WHAT YOU SHOULD DO
Each record that follows must be printed exactly as given.

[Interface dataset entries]

----------------------------------------

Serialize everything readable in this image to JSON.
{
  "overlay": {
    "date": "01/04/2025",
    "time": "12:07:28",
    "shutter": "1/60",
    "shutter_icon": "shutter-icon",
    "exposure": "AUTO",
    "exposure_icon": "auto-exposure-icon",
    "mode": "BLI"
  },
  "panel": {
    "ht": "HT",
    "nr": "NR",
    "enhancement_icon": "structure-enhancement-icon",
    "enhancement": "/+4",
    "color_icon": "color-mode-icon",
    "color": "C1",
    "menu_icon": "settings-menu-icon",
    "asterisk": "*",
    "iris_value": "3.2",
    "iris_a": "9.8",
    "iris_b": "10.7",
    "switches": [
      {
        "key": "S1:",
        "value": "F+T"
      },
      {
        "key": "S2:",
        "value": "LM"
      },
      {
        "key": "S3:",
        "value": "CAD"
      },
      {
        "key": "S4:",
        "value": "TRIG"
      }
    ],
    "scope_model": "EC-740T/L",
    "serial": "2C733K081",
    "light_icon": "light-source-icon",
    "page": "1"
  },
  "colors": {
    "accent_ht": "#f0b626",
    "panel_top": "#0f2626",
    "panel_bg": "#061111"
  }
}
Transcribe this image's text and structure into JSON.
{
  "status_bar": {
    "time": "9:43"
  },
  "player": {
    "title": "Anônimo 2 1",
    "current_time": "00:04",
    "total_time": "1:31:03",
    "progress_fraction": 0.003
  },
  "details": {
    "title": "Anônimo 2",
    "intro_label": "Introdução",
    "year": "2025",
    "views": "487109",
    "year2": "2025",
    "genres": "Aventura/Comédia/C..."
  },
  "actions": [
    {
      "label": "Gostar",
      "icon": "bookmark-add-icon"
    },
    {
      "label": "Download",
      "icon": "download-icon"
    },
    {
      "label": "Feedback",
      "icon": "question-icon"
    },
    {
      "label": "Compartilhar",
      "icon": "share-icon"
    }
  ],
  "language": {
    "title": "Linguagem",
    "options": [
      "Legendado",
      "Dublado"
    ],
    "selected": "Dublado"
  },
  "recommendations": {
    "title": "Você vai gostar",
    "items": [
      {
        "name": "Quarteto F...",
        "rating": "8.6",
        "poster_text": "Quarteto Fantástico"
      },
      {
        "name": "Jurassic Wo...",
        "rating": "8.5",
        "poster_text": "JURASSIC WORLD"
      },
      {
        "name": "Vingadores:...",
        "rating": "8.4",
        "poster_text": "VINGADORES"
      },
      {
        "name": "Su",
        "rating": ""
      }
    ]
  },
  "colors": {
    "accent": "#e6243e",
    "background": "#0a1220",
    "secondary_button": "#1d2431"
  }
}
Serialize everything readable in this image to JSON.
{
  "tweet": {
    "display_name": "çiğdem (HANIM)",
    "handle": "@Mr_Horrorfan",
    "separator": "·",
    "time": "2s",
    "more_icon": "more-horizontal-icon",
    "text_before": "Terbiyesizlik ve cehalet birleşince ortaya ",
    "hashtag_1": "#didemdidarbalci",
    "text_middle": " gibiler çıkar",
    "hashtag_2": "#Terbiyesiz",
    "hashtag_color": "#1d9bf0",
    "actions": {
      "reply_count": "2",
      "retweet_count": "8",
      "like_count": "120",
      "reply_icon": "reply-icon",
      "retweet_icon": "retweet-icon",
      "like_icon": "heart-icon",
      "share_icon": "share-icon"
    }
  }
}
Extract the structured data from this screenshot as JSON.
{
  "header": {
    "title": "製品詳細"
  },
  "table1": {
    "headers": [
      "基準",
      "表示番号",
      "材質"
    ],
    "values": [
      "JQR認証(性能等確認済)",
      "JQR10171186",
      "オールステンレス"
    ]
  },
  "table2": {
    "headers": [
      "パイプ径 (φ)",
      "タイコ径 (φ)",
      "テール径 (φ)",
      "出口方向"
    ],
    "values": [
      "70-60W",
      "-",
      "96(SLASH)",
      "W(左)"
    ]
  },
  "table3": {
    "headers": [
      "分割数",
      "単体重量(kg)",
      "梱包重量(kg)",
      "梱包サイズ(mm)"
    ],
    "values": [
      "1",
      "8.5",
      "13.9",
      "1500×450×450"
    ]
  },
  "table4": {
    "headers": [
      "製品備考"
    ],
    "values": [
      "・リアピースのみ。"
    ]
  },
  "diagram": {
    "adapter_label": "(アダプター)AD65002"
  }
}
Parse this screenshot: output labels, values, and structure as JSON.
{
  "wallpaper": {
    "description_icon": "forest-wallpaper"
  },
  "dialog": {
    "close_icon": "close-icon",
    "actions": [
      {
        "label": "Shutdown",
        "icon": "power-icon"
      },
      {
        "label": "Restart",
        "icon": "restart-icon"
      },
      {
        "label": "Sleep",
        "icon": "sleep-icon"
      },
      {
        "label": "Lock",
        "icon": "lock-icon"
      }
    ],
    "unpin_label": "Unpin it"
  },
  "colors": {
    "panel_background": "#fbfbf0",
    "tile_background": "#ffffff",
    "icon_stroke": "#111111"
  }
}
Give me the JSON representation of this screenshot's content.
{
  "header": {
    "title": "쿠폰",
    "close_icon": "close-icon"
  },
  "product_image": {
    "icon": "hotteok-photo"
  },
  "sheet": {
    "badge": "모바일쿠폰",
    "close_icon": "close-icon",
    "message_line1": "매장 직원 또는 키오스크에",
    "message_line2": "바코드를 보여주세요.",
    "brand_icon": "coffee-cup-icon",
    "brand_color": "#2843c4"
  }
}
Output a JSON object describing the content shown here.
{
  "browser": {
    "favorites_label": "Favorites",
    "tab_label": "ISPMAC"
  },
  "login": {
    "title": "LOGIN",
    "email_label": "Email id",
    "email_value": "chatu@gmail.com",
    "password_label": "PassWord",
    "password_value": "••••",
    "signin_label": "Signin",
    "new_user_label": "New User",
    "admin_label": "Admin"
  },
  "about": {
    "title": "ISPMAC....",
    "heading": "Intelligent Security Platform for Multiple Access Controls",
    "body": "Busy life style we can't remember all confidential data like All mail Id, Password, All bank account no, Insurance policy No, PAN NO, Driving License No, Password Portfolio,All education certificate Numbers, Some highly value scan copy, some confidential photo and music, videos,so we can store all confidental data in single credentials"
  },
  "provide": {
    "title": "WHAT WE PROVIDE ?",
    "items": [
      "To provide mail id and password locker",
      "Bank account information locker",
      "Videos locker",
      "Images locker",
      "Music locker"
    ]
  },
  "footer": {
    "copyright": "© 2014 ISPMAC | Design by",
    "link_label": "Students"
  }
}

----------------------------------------

RESULT OF THIS TASK
Serialize everything readable in this image to JSON.
{
  "overlay": {
    "date": "01/04/2025",
    "time": "12:07:28",
    "shutter": "1/60",
    "shutter_icon": "shutter-icon",
    "exposure": "AUTO",
    "exposure_icon": "auto-exposure-icon",
    "mode": "BLI"
  },
  "panel": {
    "ht": "HT",
    "nr": "NR",
    "enhancement_icon": "structure-enhancement-icon",
    "enhancement": "/+4",
    "color_icon": "color-mode-icon",
    "color": "C1",
    "menu_icon": "settings-menu-icon",
    "asterisk": "*",
    "iris_value": "3.2",
    "iris_a": "9.8",
    "iris_b": "10.7",
    "switches": [
      {
        "key": "S1:",
        "value": "F+T"
      },
      {
        "key": "S2:",
        "value": "LM"
      },
      {
        "key": "S3:",
        "value": "CAD"
      },
      {
        "key": "S4:",
        "value": "TRIG"
      }
    ],
    "scope_model": "EC-740T/L",
    "serial": "2C733K081",
    "light_icon": "light-source-icon",
    "page": "1"
  },
  "colors": {
    "accent_ht": "#f0b626",
    "panel_top": "#0f2626",
    "panel_bg": "#061111"
  }
}
Transcribe this image's text and structure into JSON.
{
  "status_bar": {
    "time": "9:43"
  },
  "player": {
    "title": "Anônimo 2 1",
    "current_time": "00:04",
    "total_time": "1:31:03",
    "progress_fraction": 0.003
  },
  "details": {
    "title": "Anônimo 2",
    "intro_label": "Introdução",
    "year": "2025",
    "views": "487109",
    "year2": "2025",
    "genres": "Aventura/Comédia/C..."
  },
  "actions": [
    {
      "label": "Gostar",
      "icon": "bookmark-add-icon"
    },
    {
      "label": "Download",
      "icon": "download-icon"
    },
    {
      "label": "Feedback",
      "icon": "question-icon"
    },
    {
      "label": "Compartilhar",
      "icon": "share-icon"
    }
  ],
  "language": {
    "title": "Linguagem",
    "options": [
      "Legendado",
      "Dublado"
    ],
    "selected": "Dublado"
  },
  "recommendations": {
    "title": "Você vai gostar",
    "items": [
      {
        "name": "Quarteto F...",
        "rating": "8.6",
        "poster_text": "Quarteto Fantástico"
      },
      {
        "name": "Jurassic Wo...",
        "rating": "8.5",
        "poster_text": "JURASSIC WORLD"
      },
      {
        "name": "Vingadores:...",
        "rating": "8.4",
        "poster_text": "VINGADORES"
      },
      {
        "name": "Su",
        "rating": ""
      }
    ]
  },
  "colors": {
    "accent": "#e6243e",
    "background": "#0a1220",
    "secondary_button": "#1d2431"
  }
}
Serialize everything readable in this image to JSON.
{
  "tweet": {
    "display_name": "çiğdem (HANIM)",
    "handle": "@Mr_Horrorfan",
    "separator": "·",
    "time": "2s",
    "more_icon": "more-horizontal-icon",
    "text_before": "Terbiyesizlik ve cehalet birleşince ortaya ",
    "hashtag_1": "#didemdidarbalci",
    "text_middle": " gibiler çıkar",
    "hashtag_2": "#Terbiyesiz",
    "hashtag_color": "#1d9bf0",
    "actions": {
      "reply_count": "2",
      "retweet_count": "8",
      "like_count": "120",
      "reply_icon": "reply-icon",
      "retweet_icon": "retweet-icon",
      "like_icon": "heart-icon",
      "share_icon": "share-icon"
    }
  }
}
Extract the structured data from this screenshot as JSON.
{
  "header": {
    "title": "製品詳細"
  },
  "table1": {
    "headers": [
      "基準",
      "表示番号",
      "材質"
    ],
    "values": [
      "JQR認証(性能等確認済)",
      "JQR10171186",
      "オールステンレス"
    ]
  },
  "table2": {
    "headers": [
      "パイプ径 (φ)",
      "タイコ径 (φ)",
      "テール径 (φ)",
      "出口方向"
    ],
    "values": [
      "70-60W",
      "-",
      "96(SLASH)",
      "W(左)"
    ]
  },
  "table3": {
    "headers": [
      "分割数",
      "単体重量(kg)",
      "梱包重量(kg)",
      "梱包サイズ(mm)"
    ],
    "values": [
      "1",
      "8.5",
      "13.9",
      "1500×450×450"
    ]
  },
  "table4": {
    "headers": [
      "製品備考"
    ],
    "values": [
      "・リアピースのみ。"
    ]
  },
  "diagram": {
    "adapter_label": "(アダプター)AD65002"
  }
}
Parse this screenshot: output labels, values, and structure as JSON.
{
  "wallpaper": {
    "description_icon": "forest-wallpaper"
  },
  "dialog": {
    "close_icon": "close-icon",
    "actions": [
      {
        "label": "Shutdown",
        "icon": "power-icon"
      },
      {
        "label": "Restart",
        "icon": "restart-icon"
      },
      {
        "label": "Sleep",
        "icon": "sleep-icon"
      },
      {
        "label": "Lock",
        "icon": "lock-icon"
      }
    ],
    "unpin_label": "Unpin it"
  },
  "colors": {
    "panel_background": "#fbfbf0",
    "tile_background": "#ffffff",
    "icon_stroke": "#111111"
  }
}
Give me the JSON representation of this screenshot's content.
{
  "header": {
    "title": "쿠폰",
    "close_icon": "close-icon"
  },
  "product_image": {
    "icon": "hotteok-photo"
  },
  "sheet": {
    "badge": "모바일쿠폰",
    "close_icon": "close-icon",
    "message_line1": "매장 직원 또는 키오스크에",
    "message_line2": "바코드를 보여주세요.",
    "brand_icon": "coffee-cup-icon",
    "brand_color": "#2843c4"
  }
}
Output a JSON object describing the content shown here.
{
  "browser": {
    "favorites_label": "Favorites",
    "tab_label": "ISPMAC"
  },
  "login": {
    "title": "LOGIN",
    "email_label": "Email id",
    "email_value": "chatu@gmail.com",
    "password_label": "PassWord",
    "password_value": "••••",
    "signin_label": "Signin",
    "new_user_label": "New User",
    "admin_label": "Admin"
  },
  "about": {
    "title": "ISPMAC....",
    "heading": "Intelligent Security Platform for Multiple Access Controls",
    "body": "Busy life style we can't remember all confidential data like All mail Id, Password, All bank account no, Insurance policy No, PAN NO, Driving License No, Password Portfolio,All education certificate Numbers, Some highly value scan copy, some confidential photo and music, videos,so we can store all confidental data in single credentials"
  },
  "provide": {
    "title": "WHAT WE PROVIDE ?",
    "items": [
      "To provide mail id and password locker",
      "Bank account information locker",
      "Videos locker",
      "Images locker",
      "Music locker"
    ]
  },
  "footer": {
    "copyright": "© 2014 ISPMAC | Design by",
    "link_label": "Students"
  }
}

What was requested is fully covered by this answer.